While in the Memorial, I felt the need to do something special to recognize Dr. Cameron’s unseen presence there and honor his life’s work. I knew that each of the 800+ counties where a lynching had taken place would be represented by two identical monuments: one hanging inside, the other lying on the ground outside, waiting to be claimed and taken back to counties wishing to acknowledge that part of their histories. I hoped to be permitted to place small stones for Tommy and Abe on their coffin-like monument, the way we Jews leave such stones as remembrances when we visit the tombs of our loved ones. I carried an additional stone for each of them on Dr. Cameron’s behalf. He surely would have wanted to honor his friends here. Sadly, I was unable to locate their monument among the hundreds lying atop the grassy hill. There is as yet no map, such as cemeteries have to help mourners.
But while I mourn, I also rejoice. In my fifty-some years of doing racial justice work and education, I have never seen so many white people so concerned as in this past year. At his lectures on racial issues like Milwaukee’s hyper-segregation, my consulting partner, Reggie Jackson, regularly draws large crowds in small, virtually all-white Wisconsin towns and suburbs. Maybe we are finally ready to talk honestly and openly about this “family secret,” to attend to a festering wound so that our collective healing can begin.
In Montgomery, where Dr. King’s ministry and the Civil Rights Movement began, I felt the stirrings of a new movement. I felt embraced and rocked in the bosom of a Beloved Community – of a people finally becoming whole.
“Lynching in America was not isolated hate crimes committed by rogue vigilantes. Lynchings were targeted racial violence perpetrated to uphold an unjust social order. Lynchings were terrorism.
This era left thousands dead; significantly marginalized black people politically, financially, and socially’ and inflicted deep trauma on the entire African American community. White people who witnessed, participated in, and socialized their children in a culture that tolerated gruesome lynchings also were psychologically damaged.

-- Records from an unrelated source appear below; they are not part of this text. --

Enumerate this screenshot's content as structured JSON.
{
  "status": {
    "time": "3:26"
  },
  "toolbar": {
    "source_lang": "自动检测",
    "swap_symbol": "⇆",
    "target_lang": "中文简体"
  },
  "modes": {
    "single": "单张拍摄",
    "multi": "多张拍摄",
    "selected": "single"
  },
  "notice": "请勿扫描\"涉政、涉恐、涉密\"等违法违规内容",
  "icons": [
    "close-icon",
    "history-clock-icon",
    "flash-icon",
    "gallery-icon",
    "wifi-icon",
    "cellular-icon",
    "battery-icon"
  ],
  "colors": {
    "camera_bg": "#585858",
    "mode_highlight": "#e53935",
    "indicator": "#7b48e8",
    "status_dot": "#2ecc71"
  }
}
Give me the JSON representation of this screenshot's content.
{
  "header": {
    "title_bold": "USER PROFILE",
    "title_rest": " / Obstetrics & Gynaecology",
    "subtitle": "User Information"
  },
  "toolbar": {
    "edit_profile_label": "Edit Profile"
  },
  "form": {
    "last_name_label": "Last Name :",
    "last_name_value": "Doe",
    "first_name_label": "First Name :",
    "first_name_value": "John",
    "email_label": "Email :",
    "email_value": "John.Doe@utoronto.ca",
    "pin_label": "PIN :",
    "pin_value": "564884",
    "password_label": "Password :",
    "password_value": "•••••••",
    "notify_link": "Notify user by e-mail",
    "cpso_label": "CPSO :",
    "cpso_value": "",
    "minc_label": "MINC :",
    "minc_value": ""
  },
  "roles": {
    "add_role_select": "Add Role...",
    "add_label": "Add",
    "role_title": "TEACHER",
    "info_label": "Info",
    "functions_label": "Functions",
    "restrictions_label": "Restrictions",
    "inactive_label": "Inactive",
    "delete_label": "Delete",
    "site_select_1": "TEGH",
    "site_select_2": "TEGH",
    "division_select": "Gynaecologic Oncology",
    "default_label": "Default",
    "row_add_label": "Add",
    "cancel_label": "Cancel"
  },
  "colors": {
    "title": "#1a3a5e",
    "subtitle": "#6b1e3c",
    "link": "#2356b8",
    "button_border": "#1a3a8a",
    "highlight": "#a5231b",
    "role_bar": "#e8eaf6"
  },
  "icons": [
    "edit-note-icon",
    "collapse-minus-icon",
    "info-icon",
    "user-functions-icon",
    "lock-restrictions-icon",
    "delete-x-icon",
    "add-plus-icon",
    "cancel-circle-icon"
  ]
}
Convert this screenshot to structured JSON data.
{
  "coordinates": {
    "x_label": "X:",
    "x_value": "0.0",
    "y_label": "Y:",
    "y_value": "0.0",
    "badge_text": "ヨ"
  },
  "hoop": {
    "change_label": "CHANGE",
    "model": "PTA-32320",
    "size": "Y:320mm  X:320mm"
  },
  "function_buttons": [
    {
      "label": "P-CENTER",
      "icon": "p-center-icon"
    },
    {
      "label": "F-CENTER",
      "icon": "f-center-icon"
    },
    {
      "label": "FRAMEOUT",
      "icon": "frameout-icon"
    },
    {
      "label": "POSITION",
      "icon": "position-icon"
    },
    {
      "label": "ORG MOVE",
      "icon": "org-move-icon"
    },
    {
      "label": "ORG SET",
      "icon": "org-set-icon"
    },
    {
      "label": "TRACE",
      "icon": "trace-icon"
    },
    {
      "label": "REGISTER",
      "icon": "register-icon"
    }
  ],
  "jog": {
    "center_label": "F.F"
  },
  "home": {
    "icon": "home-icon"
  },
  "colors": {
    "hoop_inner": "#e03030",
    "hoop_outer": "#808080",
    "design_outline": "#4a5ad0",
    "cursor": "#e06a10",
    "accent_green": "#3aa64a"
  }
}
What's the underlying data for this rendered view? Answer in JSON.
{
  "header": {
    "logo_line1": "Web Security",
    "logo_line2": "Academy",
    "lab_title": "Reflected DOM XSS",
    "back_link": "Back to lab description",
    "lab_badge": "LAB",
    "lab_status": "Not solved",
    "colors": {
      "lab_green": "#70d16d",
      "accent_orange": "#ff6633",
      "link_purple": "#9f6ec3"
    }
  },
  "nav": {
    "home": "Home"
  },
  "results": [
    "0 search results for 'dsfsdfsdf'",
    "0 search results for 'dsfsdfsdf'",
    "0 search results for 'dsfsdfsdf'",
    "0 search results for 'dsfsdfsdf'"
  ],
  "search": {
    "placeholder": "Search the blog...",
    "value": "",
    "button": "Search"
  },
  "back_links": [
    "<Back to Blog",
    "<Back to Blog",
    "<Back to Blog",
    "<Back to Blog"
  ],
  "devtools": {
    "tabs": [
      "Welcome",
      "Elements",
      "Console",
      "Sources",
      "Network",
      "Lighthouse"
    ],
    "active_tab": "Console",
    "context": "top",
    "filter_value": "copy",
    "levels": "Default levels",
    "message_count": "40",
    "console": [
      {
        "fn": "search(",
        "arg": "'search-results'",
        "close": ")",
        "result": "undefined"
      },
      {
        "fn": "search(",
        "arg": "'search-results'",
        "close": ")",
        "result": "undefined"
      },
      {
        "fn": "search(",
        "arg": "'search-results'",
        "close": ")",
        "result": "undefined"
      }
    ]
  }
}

State officials’ tolerance of lynching created enduring national and institutional woulds that have not yet healed. Lynchings occurred in the communities where African Americans today remain marginalized, disproportionately poor, overrepresented in prisons and jails, and underrepresented in decision-making roles in the criminal justice system.
At this memorial, we remember the thousands killed, the generations of black people terrorized, and the legacy of suffering and injustice that haunts us still. We also remember the countless victims whose deaths were not recorded in news archives and cannot be documented, who are recognized solely in the mournful memories of those who loved them. We believe that telling the truth about the age of racial terror and reflecting together on this period and its legacy can lead to a more thoughtful and informed commitment to justice today. We hope this memorial will inspire individuals, communities, and this nation to claim our difficult history and commit to a just and peaceful future.”
– Inscription on marker at the National Memorial for Peace and Justice